, Volume 40, Issue 2, pp 99–117

A Conjecture on Wiener Indices in Combinatorial Chemistry


DOI: 10.1007/s00453-004-1097-y

Cite this article as:
Ban, YE., Bereg, S. & Mustafa, N. Algorithmica (2004) 40: 99. doi:10.1007/s00453-004-1097-y


Drugs and other chemical compounds are often modeled as polygonal shapes, where each vertex represents an atom of the molecule, and covalent bonds between atoms are represented by edges between the corresponding vertices. This polygonal shape derived from a chemical compound is often called its molecular graph, and can be a path, a tree, or in general a graph. An indicator defined over this molecular graph, the Wiener index, has been shown to be strongly correlated to various chemical properties of the compound. The Wiener index conjecture for trees states that for any integer n (except for a finite set), one can find a tree with Wiener index n. This conjecture has been open for quite some time, and many authors have presented incremental progress on this problem.

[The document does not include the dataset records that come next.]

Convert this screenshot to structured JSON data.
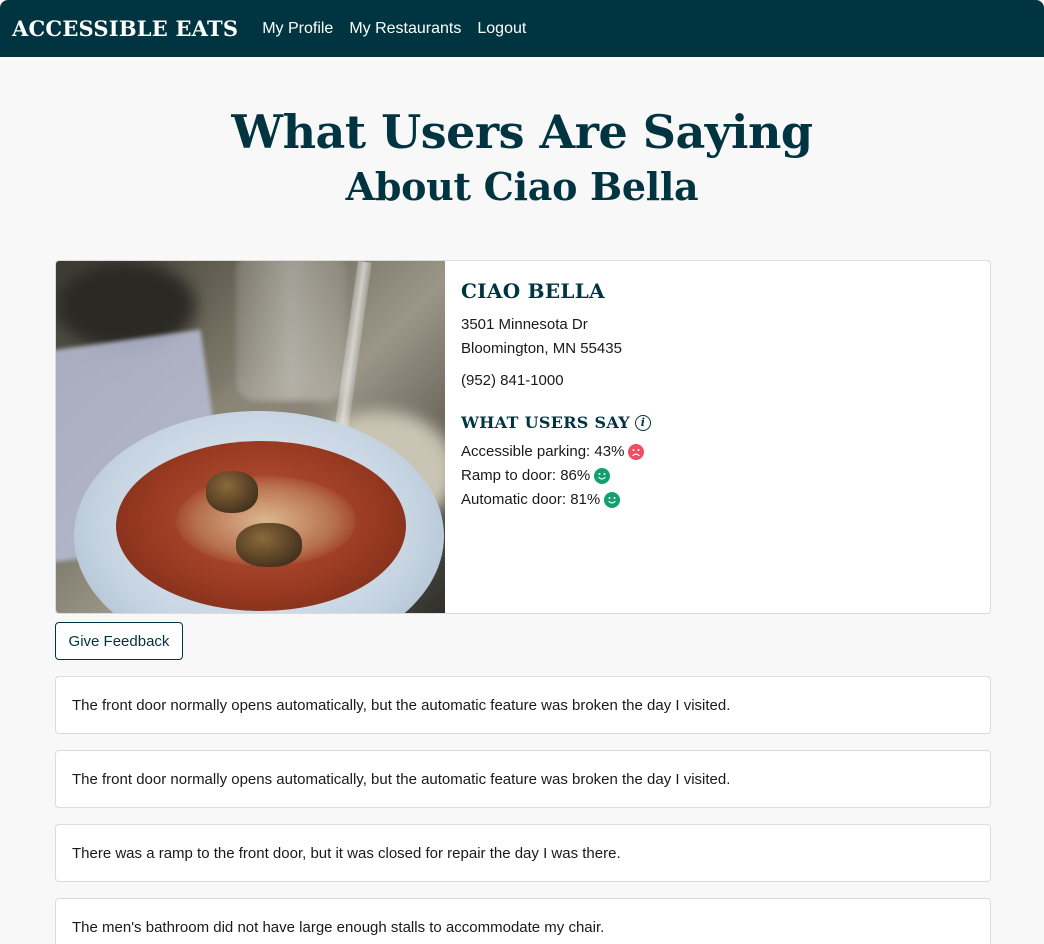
{
  "navbar": {
    "brand": "ACCESSIBLE EATS",
    "links": [
      "My Profile",
      "My Restaurants",
      "Logout"
    ]
  },
  "page": {
    "title_line1": "What Users Are Saying",
    "title_line2": "About Ciao Bella"
  },
  "restaurant": {
    "name": "CIAO BELLA",
    "address_line1": "3501 Minnesota Dr",
    "address_line2": "Bloomington, MN 55435",
    "phone": "(952) 841-1000",
    "what_users_say_title": "WHAT USERS SAY",
    "stats": [
      {
        "label": "Accessible parking: 43%",
        "sentiment": "sad",
        "color": "#ee4d64"
      },
      {
        "label": "Ramp to door: 86%",
        "sentiment": "happy",
        "color": "#14a06e"
      },
      {
        "label": "Automatic door: 81%",
        "sentiment": "happy",
        "color": "#14a06e"
      }
    ]
  },
  "feedback_button": "Give Feedback",
  "comments": [
    "The front door normally opens automatically, but the automatic feature was broken the day I visited.",
    "The front door normally opens automatically, but the automatic feature was broken the day I visited.",
    "There was a ramp to the front door, but it was closed for repair the day I was there.",
    "The men's bathroom did not have large enough stalls to accommodate my chair."
  ],
  "colors": {
    "primary": "#003440",
    "background": "#f8f8f8",
    "sad": "#ee4d64",
    "happy": "#14a06e"
  }
}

In this paper we present further progress towards proving this conjecture—through the design of efficient algorithms, we show that enumerating all possible trees to verify this conjecture (as done by all the previous approaches) is not necessary, but instead searching in a small special family of trees suffices, thus achieving the first polynomial (in n) time algorithm to verify the conjecture up to integer n. More precisely, we (i) present an infinite family of trees and prove various properties of these trees, (ii) show that a large number of integers, up to at least 108 (compared with the previous best 104) are representable as Wiener indices of trees in this succinct family, (iii) provide several efficient algorithms for computing trees with given Wiener indices, and (iv) implement our algorithms and experimentally show that their performance is asymptotically much better than their theoretical worst-case upper bound.

Wiener index Combinatorial chemistry Matrix searching Graph theory 

Copyright information

© Springer-Verlag 2004

Authors and Affiliations

  1. 1.Department of Biochemistry, Duke University, Durham, NC 27708USA
  2. 2.Department of Computer Science, University of Texas at Dallas, Box 830688, Richardson, TX 75083USA
  3. 3.Department of Computer Science, Duke University, Durham, NC 27708USA

Personalised recommendations